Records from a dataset
......
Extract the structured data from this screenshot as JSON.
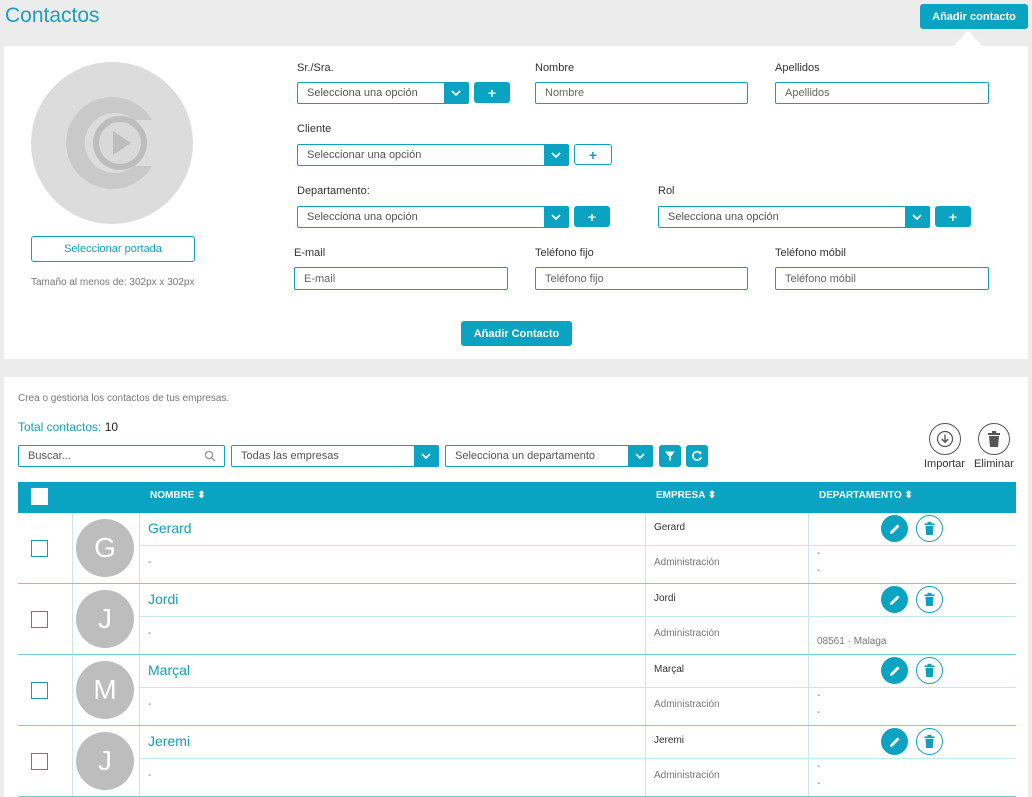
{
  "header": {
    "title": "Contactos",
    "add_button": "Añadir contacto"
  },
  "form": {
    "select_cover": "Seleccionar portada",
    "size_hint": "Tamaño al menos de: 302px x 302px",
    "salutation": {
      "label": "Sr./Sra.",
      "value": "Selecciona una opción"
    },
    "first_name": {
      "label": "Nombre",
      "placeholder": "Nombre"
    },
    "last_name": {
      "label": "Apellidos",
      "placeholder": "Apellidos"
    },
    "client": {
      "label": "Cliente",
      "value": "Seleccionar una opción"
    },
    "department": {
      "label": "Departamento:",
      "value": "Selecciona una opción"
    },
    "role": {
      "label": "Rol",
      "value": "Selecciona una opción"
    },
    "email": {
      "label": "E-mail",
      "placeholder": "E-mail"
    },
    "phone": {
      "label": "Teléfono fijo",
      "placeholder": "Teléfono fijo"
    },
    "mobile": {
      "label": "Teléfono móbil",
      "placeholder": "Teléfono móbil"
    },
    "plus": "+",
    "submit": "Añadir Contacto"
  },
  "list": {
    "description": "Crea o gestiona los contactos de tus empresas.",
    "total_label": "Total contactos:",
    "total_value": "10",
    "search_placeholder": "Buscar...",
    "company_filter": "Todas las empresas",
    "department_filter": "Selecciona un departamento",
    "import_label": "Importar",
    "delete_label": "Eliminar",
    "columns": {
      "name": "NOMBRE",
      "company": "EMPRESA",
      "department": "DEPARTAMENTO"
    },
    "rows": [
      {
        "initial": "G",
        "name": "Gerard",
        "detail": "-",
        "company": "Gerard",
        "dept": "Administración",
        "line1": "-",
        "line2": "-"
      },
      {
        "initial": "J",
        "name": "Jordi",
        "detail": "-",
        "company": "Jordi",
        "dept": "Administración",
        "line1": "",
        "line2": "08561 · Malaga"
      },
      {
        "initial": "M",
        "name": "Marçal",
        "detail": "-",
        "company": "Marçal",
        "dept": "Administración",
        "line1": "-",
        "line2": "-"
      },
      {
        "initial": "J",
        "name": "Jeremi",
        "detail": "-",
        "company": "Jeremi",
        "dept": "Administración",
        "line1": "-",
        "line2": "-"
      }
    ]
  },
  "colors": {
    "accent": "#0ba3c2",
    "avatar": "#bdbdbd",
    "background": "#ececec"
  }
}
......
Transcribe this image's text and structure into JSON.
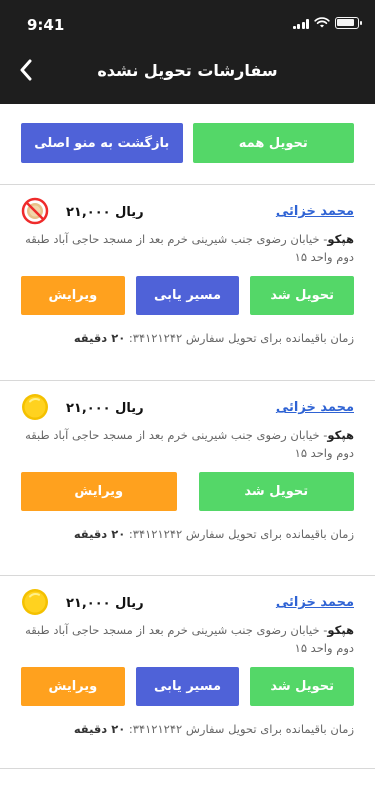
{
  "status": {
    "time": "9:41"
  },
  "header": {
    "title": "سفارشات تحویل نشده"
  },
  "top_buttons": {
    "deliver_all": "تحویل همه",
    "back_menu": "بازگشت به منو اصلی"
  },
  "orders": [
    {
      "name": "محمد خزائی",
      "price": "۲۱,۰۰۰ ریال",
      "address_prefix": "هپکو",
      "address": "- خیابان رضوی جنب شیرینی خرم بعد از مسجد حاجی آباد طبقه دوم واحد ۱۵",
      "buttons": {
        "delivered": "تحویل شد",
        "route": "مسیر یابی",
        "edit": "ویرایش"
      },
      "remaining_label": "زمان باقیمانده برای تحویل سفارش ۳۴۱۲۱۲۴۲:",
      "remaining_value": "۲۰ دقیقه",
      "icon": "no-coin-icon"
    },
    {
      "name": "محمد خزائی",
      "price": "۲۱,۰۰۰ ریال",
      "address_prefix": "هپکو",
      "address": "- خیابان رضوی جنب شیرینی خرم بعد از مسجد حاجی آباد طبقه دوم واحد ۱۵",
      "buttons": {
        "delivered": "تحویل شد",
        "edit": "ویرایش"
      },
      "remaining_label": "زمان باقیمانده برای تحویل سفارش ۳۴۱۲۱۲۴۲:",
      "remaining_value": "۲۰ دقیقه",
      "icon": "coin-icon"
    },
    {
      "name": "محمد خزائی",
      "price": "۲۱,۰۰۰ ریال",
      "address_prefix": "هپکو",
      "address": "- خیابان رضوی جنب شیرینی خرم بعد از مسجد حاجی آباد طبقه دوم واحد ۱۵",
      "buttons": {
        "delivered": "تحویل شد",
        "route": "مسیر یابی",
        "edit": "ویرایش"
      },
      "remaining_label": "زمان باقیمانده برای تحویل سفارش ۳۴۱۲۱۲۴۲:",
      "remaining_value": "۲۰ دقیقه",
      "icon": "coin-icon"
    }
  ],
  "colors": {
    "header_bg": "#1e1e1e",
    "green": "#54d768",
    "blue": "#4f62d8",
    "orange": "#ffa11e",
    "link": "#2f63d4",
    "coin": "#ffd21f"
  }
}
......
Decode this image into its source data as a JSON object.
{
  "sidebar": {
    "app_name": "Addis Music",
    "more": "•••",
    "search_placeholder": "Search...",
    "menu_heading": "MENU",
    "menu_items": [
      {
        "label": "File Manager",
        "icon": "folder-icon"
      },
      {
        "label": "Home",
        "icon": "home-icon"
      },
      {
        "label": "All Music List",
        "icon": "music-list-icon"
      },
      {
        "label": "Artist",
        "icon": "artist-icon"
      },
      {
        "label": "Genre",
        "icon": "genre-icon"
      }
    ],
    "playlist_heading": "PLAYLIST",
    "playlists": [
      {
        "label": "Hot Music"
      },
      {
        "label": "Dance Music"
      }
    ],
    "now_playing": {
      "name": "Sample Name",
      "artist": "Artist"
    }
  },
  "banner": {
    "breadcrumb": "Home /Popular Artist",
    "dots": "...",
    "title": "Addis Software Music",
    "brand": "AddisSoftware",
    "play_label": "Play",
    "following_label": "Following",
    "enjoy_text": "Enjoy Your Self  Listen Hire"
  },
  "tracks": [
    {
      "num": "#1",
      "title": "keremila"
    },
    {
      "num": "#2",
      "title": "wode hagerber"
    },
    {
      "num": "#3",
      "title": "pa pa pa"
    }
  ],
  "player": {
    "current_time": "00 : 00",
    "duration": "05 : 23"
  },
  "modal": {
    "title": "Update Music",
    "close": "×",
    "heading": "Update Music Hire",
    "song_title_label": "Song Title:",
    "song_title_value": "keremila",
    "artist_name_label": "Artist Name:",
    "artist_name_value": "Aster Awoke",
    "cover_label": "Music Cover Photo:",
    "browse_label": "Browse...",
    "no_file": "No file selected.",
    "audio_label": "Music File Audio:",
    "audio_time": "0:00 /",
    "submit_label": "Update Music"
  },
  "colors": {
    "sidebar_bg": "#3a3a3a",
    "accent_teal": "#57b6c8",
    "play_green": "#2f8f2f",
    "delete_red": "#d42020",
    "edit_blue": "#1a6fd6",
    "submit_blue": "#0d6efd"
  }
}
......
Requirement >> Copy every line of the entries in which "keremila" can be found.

Task response >>
      "title": "keremila"
    "song_title_value": "keremila",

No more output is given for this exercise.